HOW TO COMPLETE THIS TASK:
Each entry needs to be restated exactly as written.

SOURCE RECORDS:
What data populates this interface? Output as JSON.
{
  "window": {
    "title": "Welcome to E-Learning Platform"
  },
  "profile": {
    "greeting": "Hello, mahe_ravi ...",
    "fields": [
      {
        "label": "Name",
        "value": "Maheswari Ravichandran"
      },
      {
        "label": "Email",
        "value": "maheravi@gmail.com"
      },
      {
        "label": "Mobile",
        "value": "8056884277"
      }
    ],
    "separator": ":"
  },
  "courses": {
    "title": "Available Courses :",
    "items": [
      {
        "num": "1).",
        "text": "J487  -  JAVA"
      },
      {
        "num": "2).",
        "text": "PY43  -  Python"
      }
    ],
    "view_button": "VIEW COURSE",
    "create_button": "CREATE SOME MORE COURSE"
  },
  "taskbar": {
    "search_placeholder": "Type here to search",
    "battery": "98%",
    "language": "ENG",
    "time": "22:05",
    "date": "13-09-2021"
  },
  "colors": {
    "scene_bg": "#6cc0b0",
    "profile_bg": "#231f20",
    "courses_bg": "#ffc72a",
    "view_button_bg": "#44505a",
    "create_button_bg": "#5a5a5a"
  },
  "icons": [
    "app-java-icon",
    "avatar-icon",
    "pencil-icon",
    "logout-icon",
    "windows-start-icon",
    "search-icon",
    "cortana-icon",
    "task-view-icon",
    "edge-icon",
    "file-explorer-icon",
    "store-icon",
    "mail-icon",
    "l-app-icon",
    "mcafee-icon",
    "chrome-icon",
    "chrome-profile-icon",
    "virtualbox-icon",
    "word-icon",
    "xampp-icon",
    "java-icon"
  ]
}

TASK RESULT:
What data populates this interface? Output as JSON.
{
  "window": {
    "title": "Welcome to E-Learning Platform"
  },
  "profile": {
    "greeting": "Hello, mahe_ravi ...",
    "fields": [
      {
        "label": "Name",
        "value": "Maheswari Ravichandran"
      },
      {
        "label": "Email",
        "value": "maheravi@gmail.com"
      },
      {
        "label": "Mobile",
        "value": "8056884277"
      }
    ],
    "separator": ":"
  },
  "courses": {
    "title": "Available Courses :",
    "items": [
      {
        "num": "1).",
        "text": "J487  -  JAVA"
      },
      {
        "num": "2).",
        "text": "PY43  -  Python"
      }
    ],
    "view_button": "VIEW COURSE",
    "create_button": "CREATE SOME MORE COURSE"
  },
  "taskbar": {
    "search_placeholder": "Type here to search",
    "battery": "98%",
    "language": "ENG",
    "time": "22:05",
    "date": "13-09-2021"
  },
  "colors": {
    "scene_bg": "#6cc0b0",
    "profile_bg": "#231f20",
    "courses_bg": "#ffc72a",
    "view_button_bg": "#44505a",
    "create_button_bg": "#5a5a5a"
  },
  "icons": [
    "app-java-icon",
    "avatar-icon",
    "pencil-icon",
    "logout-icon",
    "windows-start-icon",
    "search-icon",
    "cortana-icon",
    "task-view-icon",
    "edge-icon",
    "file-explorer-icon",
    "store-icon",
    "mail-icon",
    "l-app-icon",
    "mcafee-icon",
    "chrome-icon",
    "chrome-profile-icon",
    "virtualbox-icon",
    "word-icon",
    "xampp-icon",
    "java-icon"
  ]
}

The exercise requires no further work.